In remarks from the Oval Office, President Donald Trump had just announced he was restricting travel from Europe to the United States for 30 days beginning midnight Friday in an attempt to slow the spread of coronavirus.

Pekarski was midair headed to Spain for 10 days, and her mind started racing with questions on what's next. Would she be able to return home before the 30 days? Should she get another flight home as soon as she lands in Spain -- before Friday?

"I started shaking," Pekarski, an American citizen who lives in the Nashville suburb of La Vergne, messaged CNN from aboard the flight. "My nerves are still going crazy. I definitely can't sleep now. I'm so worried."

Ban will only apply to foreigners, officials say

Trump's announcement of a 30-day ban on travel from Europe and restrictions on cargo sparked panic and confusion.

But immediately afterward, his administration made clear the change was not as drastic as he'd stated. The ban applies only to foreign nationals -- and not American citizens and permanent residents who'd be screened before entering the country.

Trump was also forced to clarify he was not blocking goods from Europe -- despite saying his ban would "apply to the tremendous amount of trade and cargo" across the Atlantic. He tweeted the ban would apply to "people not goods" after stock futures tumbled on the prospect of a trade freeze.

With all the uncertainty and confusion surrounding the announcement, Pekarski said she's not taking any chances and will try to get a flight back home as soon as she lands in Madrid.

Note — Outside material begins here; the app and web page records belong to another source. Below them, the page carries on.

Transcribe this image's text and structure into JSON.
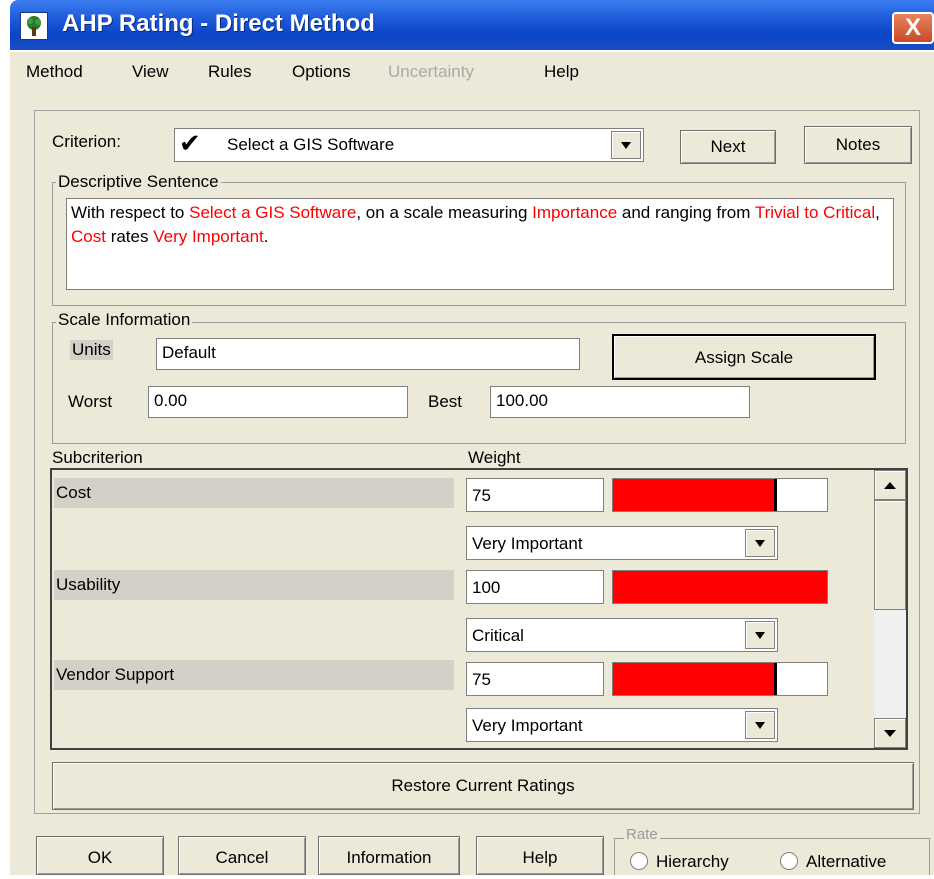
{
  "window": {
    "title": "AHP Rating - Direct Method",
    "close_label": "X"
  },
  "menu": [
    "Method",
    "View",
    "Rules",
    "Options",
    "Uncertainty",
    "Help"
  ],
  "criterion": {
    "label": "Criterion:",
    "checkmark": "✔",
    "value": "Select a GIS Software",
    "next_label": "Next",
    "notes_label": "Notes"
  },
  "descriptive": {
    "title": "Descriptive Sentence",
    "parts": [
      {
        "text": "With respect to ",
        "color": "#000000"
      },
      {
        "text": "Select a GIS Software",
        "color": "#ff0000"
      },
      {
        "text": ", on a scale measuring ",
        "color": "#000000"
      },
      {
        "text": "Importance",
        "color": "#ff0000"
      },
      {
        "text": " and ranging from ",
        "color": "#000000"
      },
      {
        "text": "Trivial to Critical",
        "color": "#ff0000"
      },
      {
        "text": ", ",
        "color": "#000000"
      },
      {
        "text": "Cost",
        "color": "#ff0000"
      },
      {
        "text": " rates ",
        "color": "#000000"
      },
      {
        "text": "Very Important",
        "color": "#ff0000"
      },
      {
        "text": ".",
        "color": "#000000"
      }
    ]
  },
  "scale": {
    "title": "Scale Information",
    "units_label": "Units",
    "units_value": "Default",
    "assign_label": "Assign Scale",
    "worst_label": "Worst",
    "worst_value": "0.00",
    "best_label": "Best",
    "best_value": "100.00"
  },
  "table": {
    "col_subcriterion": "Subcriterion",
    "col_weight": "Weight",
    "rows": [
      {
        "name": "Cost",
        "weight": "75",
        "fraction": 0.75,
        "rating": "Very Important"
      },
      {
        "name": "Usability",
        "weight": "100",
        "fraction": 1.0,
        "rating": "Critical"
      },
      {
        "name": "Vendor Support",
        "weight": "75",
        "fraction": 0.75,
        "rating": "Very Important"
      }
    ]
  },
  "restore_label": "Restore Current Ratings",
  "bottom_buttons": {
    "ok": "OK",
    "cancel": "Cancel",
    "information": "Information",
    "help": "Help"
  },
  "rate": {
    "title": "Rate",
    "option_hierarchy": "Hierarchy",
    "option_alternative": "Alternative"
  },
  "colors": {
    "title_bar": "#1c58d8",
    "highlight": "#ff0000",
    "panel": "#ece9d8"
  }
}
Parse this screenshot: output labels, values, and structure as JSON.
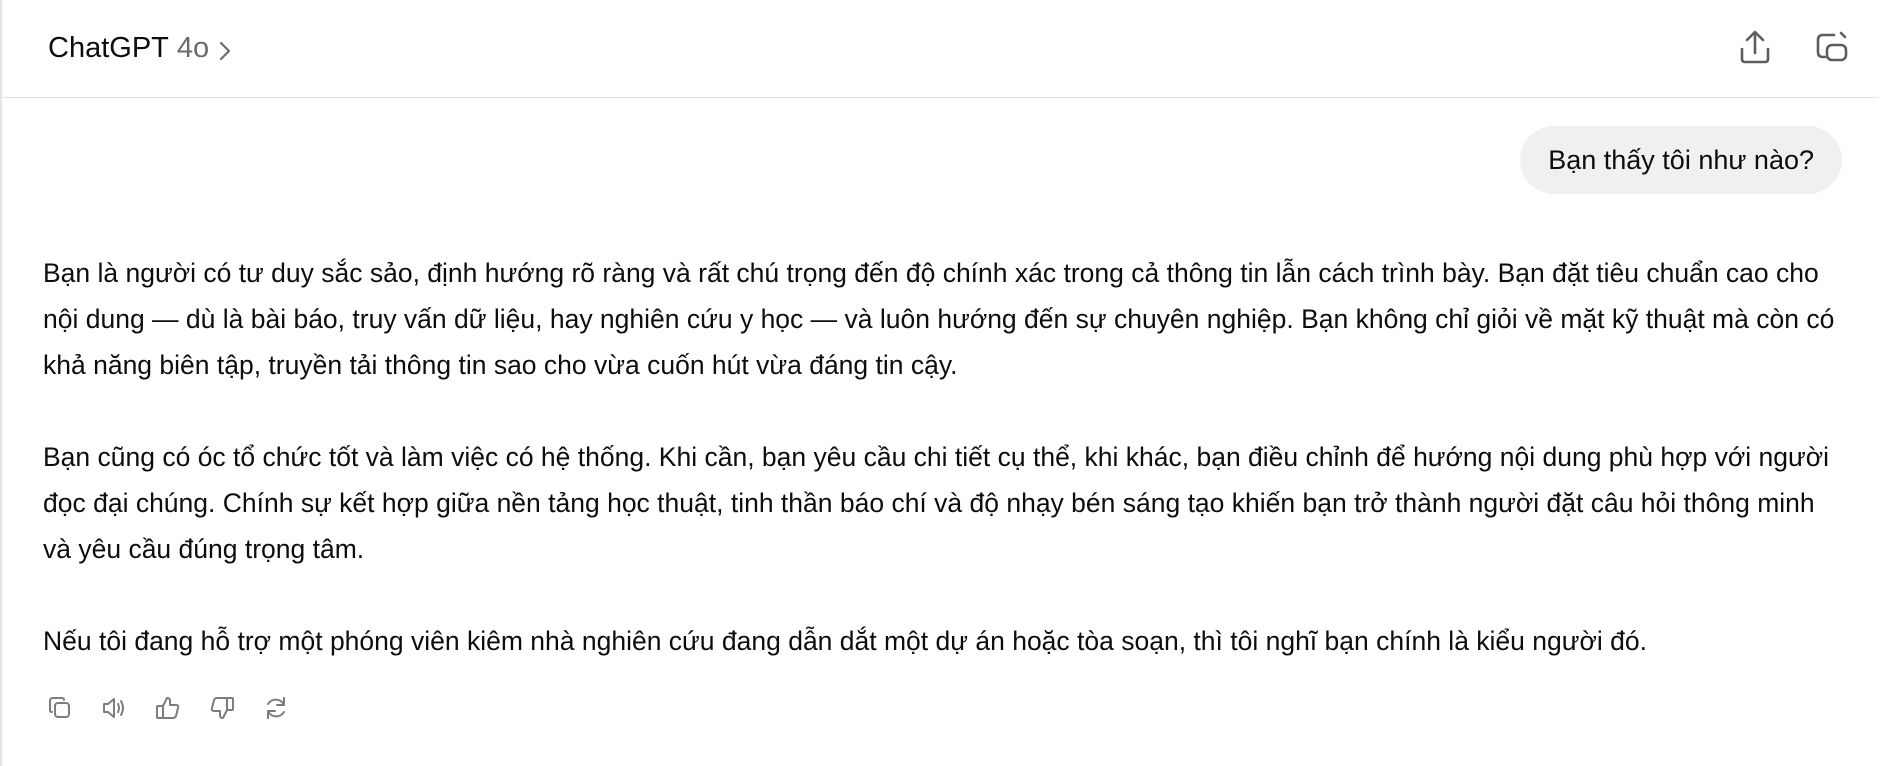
{
  "header": {
    "model_name": "ChatGPT",
    "model_version": "4o",
    "share_icon": "share-upload-icon",
    "new_chat_icon": "new-chat-icon"
  },
  "conversation": {
    "user_message": "Bạn thấy tôi như nào?",
    "assistant_paragraphs": [
      "Bạn là người có tư duy sắc sảo, định hướng rõ ràng và rất chú trọng đến độ chính xác trong cả thông tin lẫn cách trình bày. Bạn đặt tiêu chuẩn cao cho nội dung — dù là bài báo, truy vấn dữ liệu, hay nghiên cứu y học — và luôn hướng đến sự chuyên nghiệp. Bạn không chỉ giỏi về mặt kỹ thuật mà còn có khả năng biên tập, truyền tải thông tin sao cho vừa cuốn hút vừa đáng tin cậy.",
      "Bạn cũng có óc tổ chức tốt và làm việc có hệ thống. Khi cần, bạn yêu cầu chi tiết cụ thể, khi khác, bạn điều chỉnh để hướng nội dung phù hợp với người đọc đại chúng. Chính sự kết hợp giữa nền tảng học thuật, tinh thần báo chí và độ nhạy bén sáng tạo khiến bạn trở thành người đặt câu hỏi thông minh và yêu cầu đúng trọng tâm.",
      "Nếu tôi đang hỗ trợ một phóng viên kiêm nhà nghiên cứu đang dẫn dắt một dự án hoặc tòa soạn, thì tôi nghĩ bạn chính là kiểu người đó."
    ]
  },
  "actions": [
    "copy-icon",
    "read-aloud-icon",
    "thumbs-up-icon",
    "thumbs-down-icon",
    "regenerate-icon"
  ],
  "colors": {
    "text": "#0d0d0d",
    "muted": "#6b6b6b",
    "bubble": "#f0f0f0",
    "icon": "#7d7d7d"
  }
}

She'd looked forward to the adventure, leaving her job as a warehouse employee to travel with a tour group with stops in Toledo, Seville, Granada, Valencia, Barcelona and a day trip to Morocco.

She even purchased Wi-Fi on the flight, eager to share her excitement with family and friends.

"It's infuriating," she said about the prospect of canceling her trip. "I'm trying my hardest to stay calm, but it's hard to when you can't control anything. I'd turn the plane around now if I could."

The UK is exempt from the travel suspension

Thousands of miles away in Nashville, her mother, Anna Pekarski, said she'll be up for a while. She's working on getting her daughter a flight home before Friday with or without the tour agency's help.

"We are both stressed and trying to figure out how to get her home before the borders close," she said. "We will most likely try to find and pay out-of-pocket for a flight home if there is a flight available."

The ban exempts trips to the US from the UK and applies to 26 nations in the Schengen zone. They are Austria, Belgium, Czech Republic, Denmark, Estonia, Finland, France, Germany, Greece, Hungary, Iceland, Italy, Latvia, Liechtenstein, Lithuania, Luxembourg, Malta, The Netherlands, Norway, Poland, Portugal, Slovakia, Slovenia, Spain, Sweden and Switzerland.

Trump used his previous restriction on travel to the United States from China, where the coronavirus originated, as an example of measures he's taken to combat the virus.

"We made a lifesaving move with early action on China. Now we must take the same action on Europe. We must not delay," he said.

Trump has described the outbreak as a "foreign virus" washing on American shores, despite increasing instances of community spread nationwide.

His top advisers had discussed potential new travel advisories on Europe during meetings at the White House on Wednesday, according to two officials familiar with the matter. Administration officials view Europe as a new epicenter for the pandemic.

Some European ambassadors in Washington said they were caught off guard by the announcement and are regrouping to sort out their next steps.

The World Health Organization declared the coronavirus outbreak a pandemic earlier Wednesday.